▶ _Exercise aim_
From the entries below, copy every line holding the word "period".

[[ Supplied information open ]]

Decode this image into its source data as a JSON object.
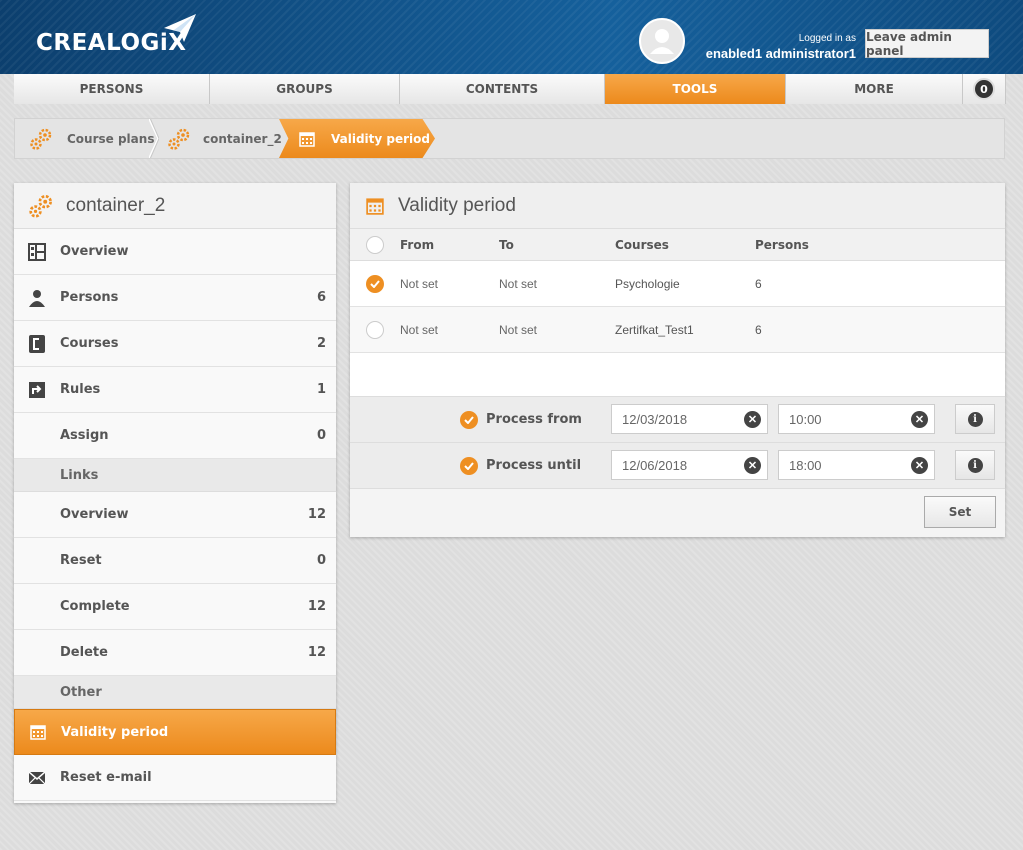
{
  "brand": {
    "name": "CREALOGiX",
    "accent": "#ee8f22",
    "header_bg": "#0f4f85"
  },
  "user": {
    "logged_label": "Logged in as",
    "name": "enabled1 administrator1",
    "leave_label": "Leave admin panel",
    "avatar_icon": "user-avatar-icon"
  },
  "nav": {
    "tabs": [
      {
        "label": "PERSONS"
      },
      {
        "label": "GROUPS"
      },
      {
        "label": "CONTENTS"
      },
      {
        "label": "TOOLS",
        "active": true
      },
      {
        "label": "MORE"
      }
    ],
    "notifications": "0"
  },
  "breadcrumb": {
    "items": [
      {
        "label": "Course plans",
        "icon": "gears-icon"
      },
      {
        "label": "container_2",
        "icon": "gears-icon"
      }
    ],
    "current": {
      "label": "Validity period",
      "icon": "calendar-icon"
    }
  },
  "sidebar": {
    "title": "container_2",
    "items": [
      {
        "label": "Overview",
        "count": "",
        "icon": "layout-icon"
      },
      {
        "label": "Persons",
        "count": "6",
        "icon": "person-icon"
      },
      {
        "label": "Courses",
        "count": "2",
        "icon": "course-icon"
      },
      {
        "label": "Rules",
        "count": "1",
        "icon": "rules-icon"
      },
      {
        "label": "Assign",
        "count": "0"
      }
    ],
    "group_links": "Links",
    "link_items": [
      {
        "label": "Overview",
        "count": "12"
      },
      {
        "label": "Reset",
        "count": "0"
      },
      {
        "label": "Complete",
        "count": "12"
      },
      {
        "label": "Delete",
        "count": "12"
      }
    ],
    "group_other": "Other",
    "other_items": [
      {
        "label": "Validity period",
        "icon": "calendar-icon",
        "active": true
      },
      {
        "label": "Reset e-mail",
        "icon": "envelope-icon"
      }
    ]
  },
  "panel": {
    "title": "Validity period",
    "columns": {
      "from": "From",
      "to": "To",
      "courses": "Courses",
      "persons": "Persons"
    },
    "rows": [
      {
        "checked": true,
        "from": "Not set",
        "to": "Not set",
        "course": "Psychologie",
        "persons": "6"
      },
      {
        "checked": false,
        "from": "Not set",
        "to": "Not set",
        "course": "Zertifkat_Test1",
        "persons": "6"
      }
    ],
    "process_from": {
      "label": "Process from",
      "date": "12/03/2018",
      "time": "10:00"
    },
    "process_until": {
      "label": "Process until",
      "date": "12/06/2018",
      "time": "18:00"
    },
    "set_label": "Set"
  }
}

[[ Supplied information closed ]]

▶ _Result of the exercise_
      "label": "Validity period",
        "label": "Validity period",
    "title": "Validity period",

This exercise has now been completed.